Single-cell epigenomics for analysis of heterogeneous and rare cell populations
The University of Newcastle.

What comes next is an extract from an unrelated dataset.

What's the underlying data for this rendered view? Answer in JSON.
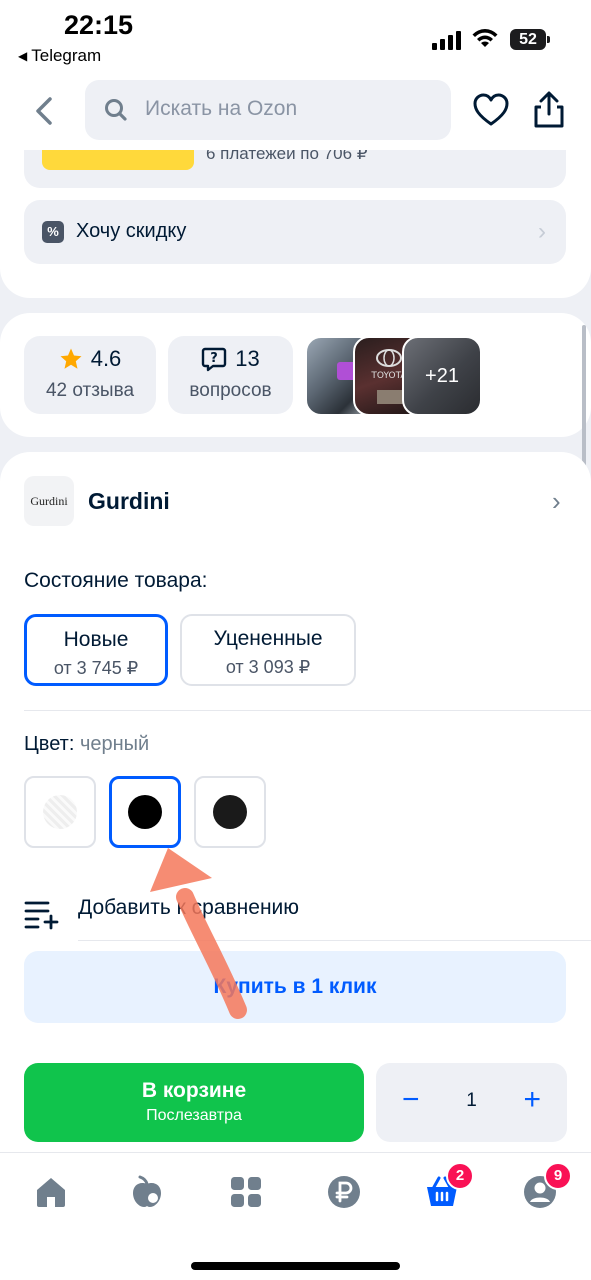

Single-cell sequencing technologies are revolutionising our understanding of heterogeneous cell populations in development and disease. Incorporation of epigenetic information with single-cell transcriptomic and genomic analyses will provide valuable insights into the molecular mechanisms of gene regulation (Clark, Lee, Smallwood et al. 2016 Genome Biol 17:72). DNA methylation occurs on cytosine residues of CpG dinucleotides in mammalian cells. This epigenetic modification is dynamically regulated during development and is globally dysregulated in many cancer types. We developed single-cell bisulphite sequencing (scBS-seq) (Smallwood, Lee, et al. 2014 Nat Methods 11:817-202), which provides quantitative, single-nucleotide information on DNA methylation for up to 50% of cytosines across the genome. Extending on this work, we recently reported parallel single-cell methylome and transcriptome sequencing (scM&T-seq) (Angermueller, Clark, Lee, Macaulay, et al. 2016 Nat Methods 13:229-32), which allows both DNA methylation and gene expression to be assayed from the same single cell. To illustrate the power of integrated single-cell multi-omics, biological insights gained from scM&T-seq analysis of mouse embryonic stem cells will be presented.